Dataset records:

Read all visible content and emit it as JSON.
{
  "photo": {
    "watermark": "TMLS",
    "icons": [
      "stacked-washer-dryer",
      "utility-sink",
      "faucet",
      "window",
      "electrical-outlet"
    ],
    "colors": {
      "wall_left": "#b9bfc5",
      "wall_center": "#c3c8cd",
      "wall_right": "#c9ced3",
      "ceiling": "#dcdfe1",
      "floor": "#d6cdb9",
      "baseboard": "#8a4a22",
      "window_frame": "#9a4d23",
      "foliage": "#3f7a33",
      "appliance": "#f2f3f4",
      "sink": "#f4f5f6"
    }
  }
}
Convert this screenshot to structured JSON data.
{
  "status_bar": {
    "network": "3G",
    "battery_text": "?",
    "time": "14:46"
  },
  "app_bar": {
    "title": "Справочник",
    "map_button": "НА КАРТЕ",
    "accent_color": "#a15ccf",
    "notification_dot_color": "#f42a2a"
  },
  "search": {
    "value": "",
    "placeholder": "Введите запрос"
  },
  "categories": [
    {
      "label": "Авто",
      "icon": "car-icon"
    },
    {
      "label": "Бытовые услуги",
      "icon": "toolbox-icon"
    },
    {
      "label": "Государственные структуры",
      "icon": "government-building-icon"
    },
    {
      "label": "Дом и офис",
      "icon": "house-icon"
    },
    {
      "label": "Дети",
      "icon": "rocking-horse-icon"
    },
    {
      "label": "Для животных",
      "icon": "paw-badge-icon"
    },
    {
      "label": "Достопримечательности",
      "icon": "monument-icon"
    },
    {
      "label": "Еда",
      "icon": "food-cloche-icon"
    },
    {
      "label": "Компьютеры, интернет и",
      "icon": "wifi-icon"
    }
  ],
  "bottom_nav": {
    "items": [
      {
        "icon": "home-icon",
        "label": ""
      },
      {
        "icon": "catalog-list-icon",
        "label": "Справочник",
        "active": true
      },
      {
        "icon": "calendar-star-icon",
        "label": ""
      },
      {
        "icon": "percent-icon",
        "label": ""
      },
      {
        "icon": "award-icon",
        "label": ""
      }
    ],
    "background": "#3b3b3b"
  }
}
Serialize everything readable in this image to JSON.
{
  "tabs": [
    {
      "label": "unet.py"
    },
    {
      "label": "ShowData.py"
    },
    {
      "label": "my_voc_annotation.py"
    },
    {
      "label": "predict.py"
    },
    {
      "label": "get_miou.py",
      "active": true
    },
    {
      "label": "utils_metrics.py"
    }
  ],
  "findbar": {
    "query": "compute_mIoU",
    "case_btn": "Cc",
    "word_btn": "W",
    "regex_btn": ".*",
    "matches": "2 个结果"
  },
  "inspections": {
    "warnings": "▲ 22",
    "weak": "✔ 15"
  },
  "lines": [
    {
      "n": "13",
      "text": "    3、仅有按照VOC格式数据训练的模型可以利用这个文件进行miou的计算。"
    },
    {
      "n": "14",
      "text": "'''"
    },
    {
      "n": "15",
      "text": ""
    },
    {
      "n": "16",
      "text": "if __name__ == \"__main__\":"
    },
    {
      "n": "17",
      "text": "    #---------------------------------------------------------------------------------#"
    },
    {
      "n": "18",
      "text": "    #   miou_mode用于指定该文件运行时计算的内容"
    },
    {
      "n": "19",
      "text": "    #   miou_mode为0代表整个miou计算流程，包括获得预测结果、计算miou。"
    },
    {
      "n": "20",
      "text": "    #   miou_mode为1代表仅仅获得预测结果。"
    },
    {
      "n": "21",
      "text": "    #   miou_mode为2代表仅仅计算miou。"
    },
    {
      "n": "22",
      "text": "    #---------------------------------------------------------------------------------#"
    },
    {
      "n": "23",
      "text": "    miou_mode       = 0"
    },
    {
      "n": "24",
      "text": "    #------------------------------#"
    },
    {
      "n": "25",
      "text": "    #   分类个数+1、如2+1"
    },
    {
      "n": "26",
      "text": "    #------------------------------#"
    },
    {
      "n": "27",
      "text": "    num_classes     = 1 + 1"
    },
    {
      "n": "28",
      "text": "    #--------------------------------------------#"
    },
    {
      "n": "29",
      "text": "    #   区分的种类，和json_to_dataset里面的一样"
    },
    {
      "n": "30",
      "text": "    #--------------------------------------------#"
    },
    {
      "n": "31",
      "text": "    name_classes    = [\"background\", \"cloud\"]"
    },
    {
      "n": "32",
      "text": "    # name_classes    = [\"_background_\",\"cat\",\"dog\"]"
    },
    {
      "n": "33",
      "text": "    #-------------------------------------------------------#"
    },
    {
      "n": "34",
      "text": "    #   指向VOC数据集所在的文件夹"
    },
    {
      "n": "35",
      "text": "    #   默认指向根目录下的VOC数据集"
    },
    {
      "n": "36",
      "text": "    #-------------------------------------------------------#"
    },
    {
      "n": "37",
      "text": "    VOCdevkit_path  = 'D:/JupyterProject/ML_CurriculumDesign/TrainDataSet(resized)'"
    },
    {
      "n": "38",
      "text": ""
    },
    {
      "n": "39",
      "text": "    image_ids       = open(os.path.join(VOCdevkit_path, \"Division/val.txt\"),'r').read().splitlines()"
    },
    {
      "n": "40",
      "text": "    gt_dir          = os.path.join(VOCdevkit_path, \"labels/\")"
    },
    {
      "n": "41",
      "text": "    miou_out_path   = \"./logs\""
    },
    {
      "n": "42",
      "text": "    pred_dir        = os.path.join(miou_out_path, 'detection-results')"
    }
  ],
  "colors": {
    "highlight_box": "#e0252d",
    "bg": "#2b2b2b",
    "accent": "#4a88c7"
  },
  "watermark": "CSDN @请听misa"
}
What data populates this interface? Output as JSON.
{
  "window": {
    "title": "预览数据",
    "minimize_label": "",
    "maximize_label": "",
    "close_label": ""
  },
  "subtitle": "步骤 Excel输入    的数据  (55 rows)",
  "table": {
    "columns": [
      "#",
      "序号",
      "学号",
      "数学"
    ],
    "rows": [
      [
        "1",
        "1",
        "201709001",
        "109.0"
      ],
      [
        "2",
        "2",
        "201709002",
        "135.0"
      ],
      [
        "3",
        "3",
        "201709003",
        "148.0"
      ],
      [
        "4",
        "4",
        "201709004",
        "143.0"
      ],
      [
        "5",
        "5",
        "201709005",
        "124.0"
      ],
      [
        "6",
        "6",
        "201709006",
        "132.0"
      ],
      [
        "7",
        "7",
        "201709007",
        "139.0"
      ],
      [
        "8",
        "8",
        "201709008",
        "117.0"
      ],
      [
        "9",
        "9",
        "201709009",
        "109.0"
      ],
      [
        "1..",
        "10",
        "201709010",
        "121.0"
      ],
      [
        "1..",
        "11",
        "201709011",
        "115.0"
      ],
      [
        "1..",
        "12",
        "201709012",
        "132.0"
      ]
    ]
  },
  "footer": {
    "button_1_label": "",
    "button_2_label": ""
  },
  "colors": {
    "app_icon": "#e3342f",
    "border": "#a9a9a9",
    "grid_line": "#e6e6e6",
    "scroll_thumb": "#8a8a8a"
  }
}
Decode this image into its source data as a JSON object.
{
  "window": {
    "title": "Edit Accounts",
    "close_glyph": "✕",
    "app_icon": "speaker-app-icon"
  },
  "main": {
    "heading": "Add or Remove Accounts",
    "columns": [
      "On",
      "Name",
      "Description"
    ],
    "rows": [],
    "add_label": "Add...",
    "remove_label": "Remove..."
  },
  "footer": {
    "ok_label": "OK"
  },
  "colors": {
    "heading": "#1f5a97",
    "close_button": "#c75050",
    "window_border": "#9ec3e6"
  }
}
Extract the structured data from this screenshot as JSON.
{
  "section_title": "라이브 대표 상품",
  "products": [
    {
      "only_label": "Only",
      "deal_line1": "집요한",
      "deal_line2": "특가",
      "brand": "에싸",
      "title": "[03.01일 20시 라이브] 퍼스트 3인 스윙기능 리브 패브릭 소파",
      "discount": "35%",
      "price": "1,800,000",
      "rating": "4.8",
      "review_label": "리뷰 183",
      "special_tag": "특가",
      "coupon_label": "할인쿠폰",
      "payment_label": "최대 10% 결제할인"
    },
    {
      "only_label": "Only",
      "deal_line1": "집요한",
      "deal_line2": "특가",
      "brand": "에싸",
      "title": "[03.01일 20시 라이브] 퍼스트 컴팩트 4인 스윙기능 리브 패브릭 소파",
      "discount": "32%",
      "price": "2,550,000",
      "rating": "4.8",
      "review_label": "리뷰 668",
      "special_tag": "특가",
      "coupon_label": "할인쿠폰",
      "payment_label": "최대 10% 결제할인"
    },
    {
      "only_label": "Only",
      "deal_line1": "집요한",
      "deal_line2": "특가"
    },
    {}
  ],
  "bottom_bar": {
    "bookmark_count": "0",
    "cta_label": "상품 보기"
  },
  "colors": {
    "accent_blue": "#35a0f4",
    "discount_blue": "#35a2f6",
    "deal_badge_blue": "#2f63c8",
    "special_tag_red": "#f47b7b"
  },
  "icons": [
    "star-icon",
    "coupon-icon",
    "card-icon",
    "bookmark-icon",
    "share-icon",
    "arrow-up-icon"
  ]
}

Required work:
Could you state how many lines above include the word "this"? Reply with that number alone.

Reply to the exercise:
5